Your Apple Watch? That’s part of IoT. Google Home? Yup, that’s an IoT device too. Heck, over the last few years, IoT has quietly taken the world by storm, and it isn’t slowing down anytime soon. In fact, by 2020 there will be 31 billion devices connected to the Internet of Things. To put things into perspective, that’s more than three IoT devices for every person on earth. IoT devices are the devices which we use in a daily life’s such as your phones and laptops. But phones and computers only make up a small part of IoT. IoT devices include anything that can connect to the internet to send and receive data. And it turns out that almost anything can be connected this way.
All of these IoT devices and platforms around us accomplish a diverse range of tasks that go way beyond our very imagination. According to Forbes, 84% of the growing IoT applications will be dominated by a few main industries: Smart Cities (26%), Industrial IoT (24%), Connected Health (20%), and Smart Homes (14%). Keeping this in mind. Let’s go through some of the following ways how IoT helps us:-
1. Home Security:
Home security is a very important feature of home automation and maybe the most crucial one. Previously home security systems meant having an alarm that would go off when somebody would break in but a smart secure home can do much more than that. Therefore the main objective of our work is to design a system which can alert the
owner and others of an intruder break-in by sending a notification to their smartphones. The owner will also have the ability to stop or start the alarm remotely using just his smartphone. This system will help the users to safeguard their homes by placing the system on the doors or windows and monitoring the activity through their smartphones.
Have you ever imagined a house which would talk to you or which would shut the lights for you when you ask it to? No, right because all those things only happen in movies but not anymore. Now you can just relax and let the connected devices do the work for you. Amazon’s Alexa is currently one of the most popular and well-known smart home devices. Alexa can perform a wide variety of tasks like calling an Uber, reading you a recipe, and of course, ordering items instantly from Amazon. Other such devices are Google Home and Apple HomePod which help make IoT technology accessible to a broad audience and allow more people to become comfortable with bringing IoT into their personal spaces.
Outside of our homes, IoT is beginning to revolutionize the healthcare and health monitoring industries. Hospitals are already able to remotely monitor their patients’ health and collect data using connected medical devices like insulin pumps and heart monitors. This allows doctors to catch early signs of problems and take preventive action.
Within hospitals themselves, connected devices help staff more efficiently manage resources and space. In some cases, that can literally save a life. Sensors on hospital beds that tell when and where beds are open which help reduce waiting time by up to four hours. And monitoring on critical equipment prevents vital hardware from breaking when it is needed most.

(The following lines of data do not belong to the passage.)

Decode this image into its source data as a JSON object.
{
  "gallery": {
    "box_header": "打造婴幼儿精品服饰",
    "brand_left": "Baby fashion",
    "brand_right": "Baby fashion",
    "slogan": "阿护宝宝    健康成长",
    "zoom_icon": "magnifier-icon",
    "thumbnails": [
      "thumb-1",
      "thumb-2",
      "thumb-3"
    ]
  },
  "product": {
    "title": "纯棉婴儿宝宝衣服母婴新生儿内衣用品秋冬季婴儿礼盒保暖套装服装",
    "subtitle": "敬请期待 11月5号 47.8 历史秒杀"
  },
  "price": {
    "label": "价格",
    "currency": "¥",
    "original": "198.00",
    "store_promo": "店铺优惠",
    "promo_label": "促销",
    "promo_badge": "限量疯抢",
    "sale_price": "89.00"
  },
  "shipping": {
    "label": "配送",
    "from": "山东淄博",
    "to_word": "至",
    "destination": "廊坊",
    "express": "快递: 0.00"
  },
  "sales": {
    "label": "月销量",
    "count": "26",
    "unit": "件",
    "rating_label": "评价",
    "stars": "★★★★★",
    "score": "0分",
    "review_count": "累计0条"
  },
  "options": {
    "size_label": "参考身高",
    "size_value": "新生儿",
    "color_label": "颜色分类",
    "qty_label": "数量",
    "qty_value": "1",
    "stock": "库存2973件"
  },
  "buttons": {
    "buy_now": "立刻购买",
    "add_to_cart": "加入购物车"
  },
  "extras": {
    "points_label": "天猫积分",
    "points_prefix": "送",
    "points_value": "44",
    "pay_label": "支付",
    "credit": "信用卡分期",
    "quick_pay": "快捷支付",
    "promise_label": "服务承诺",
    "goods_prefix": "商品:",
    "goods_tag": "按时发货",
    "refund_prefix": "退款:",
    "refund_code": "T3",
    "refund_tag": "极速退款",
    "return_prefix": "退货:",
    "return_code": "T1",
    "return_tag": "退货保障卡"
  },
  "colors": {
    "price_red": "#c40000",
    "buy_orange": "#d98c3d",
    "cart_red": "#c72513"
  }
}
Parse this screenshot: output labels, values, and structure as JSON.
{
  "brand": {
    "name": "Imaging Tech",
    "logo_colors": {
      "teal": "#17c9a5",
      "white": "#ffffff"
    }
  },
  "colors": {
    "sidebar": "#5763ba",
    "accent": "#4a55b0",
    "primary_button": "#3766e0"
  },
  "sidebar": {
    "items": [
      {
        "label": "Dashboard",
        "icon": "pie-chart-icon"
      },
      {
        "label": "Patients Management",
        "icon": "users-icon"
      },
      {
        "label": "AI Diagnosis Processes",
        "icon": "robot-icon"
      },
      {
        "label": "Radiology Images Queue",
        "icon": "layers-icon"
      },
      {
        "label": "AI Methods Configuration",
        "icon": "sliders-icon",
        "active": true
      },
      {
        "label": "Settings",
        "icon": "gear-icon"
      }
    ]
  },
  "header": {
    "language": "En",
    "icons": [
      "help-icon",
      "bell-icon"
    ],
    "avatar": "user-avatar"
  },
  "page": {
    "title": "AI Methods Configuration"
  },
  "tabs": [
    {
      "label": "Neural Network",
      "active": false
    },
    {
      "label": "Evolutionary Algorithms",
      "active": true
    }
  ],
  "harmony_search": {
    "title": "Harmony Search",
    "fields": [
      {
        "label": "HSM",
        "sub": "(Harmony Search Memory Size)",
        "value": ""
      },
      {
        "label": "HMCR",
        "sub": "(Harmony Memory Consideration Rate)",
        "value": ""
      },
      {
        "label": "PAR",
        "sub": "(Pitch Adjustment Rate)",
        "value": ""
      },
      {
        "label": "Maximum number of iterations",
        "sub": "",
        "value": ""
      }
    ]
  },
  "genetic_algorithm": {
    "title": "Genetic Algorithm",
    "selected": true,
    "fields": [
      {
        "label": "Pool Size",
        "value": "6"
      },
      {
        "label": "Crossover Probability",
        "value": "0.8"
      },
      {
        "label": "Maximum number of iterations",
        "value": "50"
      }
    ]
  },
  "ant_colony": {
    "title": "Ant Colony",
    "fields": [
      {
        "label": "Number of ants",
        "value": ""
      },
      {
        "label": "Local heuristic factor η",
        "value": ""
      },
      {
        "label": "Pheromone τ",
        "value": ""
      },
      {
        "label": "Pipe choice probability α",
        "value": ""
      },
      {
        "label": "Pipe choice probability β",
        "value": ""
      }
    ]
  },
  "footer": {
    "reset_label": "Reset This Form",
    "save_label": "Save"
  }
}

3. Smart City:
Imagine a world where there’s always Wi-Fi, city trash cans never overflow, and parking spots are readily available. With the Internet of Things, that world can be a reality. The technology is increasingly influencing urban planning and design to make cities smarter. The adoption of IoT by smart cities is also increasingly important for a larger portion of the population. Every week, 1.3 million people move into cities. This type of mass migration can put a massive strain on a city’s infrastructure.
By building up information and communication technology, or ICT infrastructure, and sharing data through IoT connected devices, cities can alleviate some of the issues that come with all that growth. In smart cities, sensors embedded in roadways that detect traffic volumes and adjust street lights accordingly reduce commute times.
Smart cities are very pristine because of smart garbage cans and dumpsters which automatically compact the trash or send alerts to waste management officials to be emptied. The structural integrity of bridges, tunnels, and buildings can be monitored in real time to avoid catastrophes.
As the number of people in the world increase, there is an increase in the rates of car accidents. But with the help of IoT. The numbers of accidents have reduced. Using smart sensors, cars or buses could alert other vehicles of potential road hazards, reckless drivers, or even oncoming traffic delays. While inside the vehicle, cars could help drivers who may be impaired, falling asleep or those that might be suffering from a medical emergency.
Smart transportation doesn’t just include self-driving cars and drones, sensors inside airplanes can alert maintenance crews of any issues, GPS apps can help safely navigate you to your destination. In the case of Public Transit, Real-time tracking of vehicles in an IoT ecosystem could help passengers travel at ease and help a city better manage its public fleet. Passengers could receive personalized travel information about unexpected delays or events that could be delaying their commute.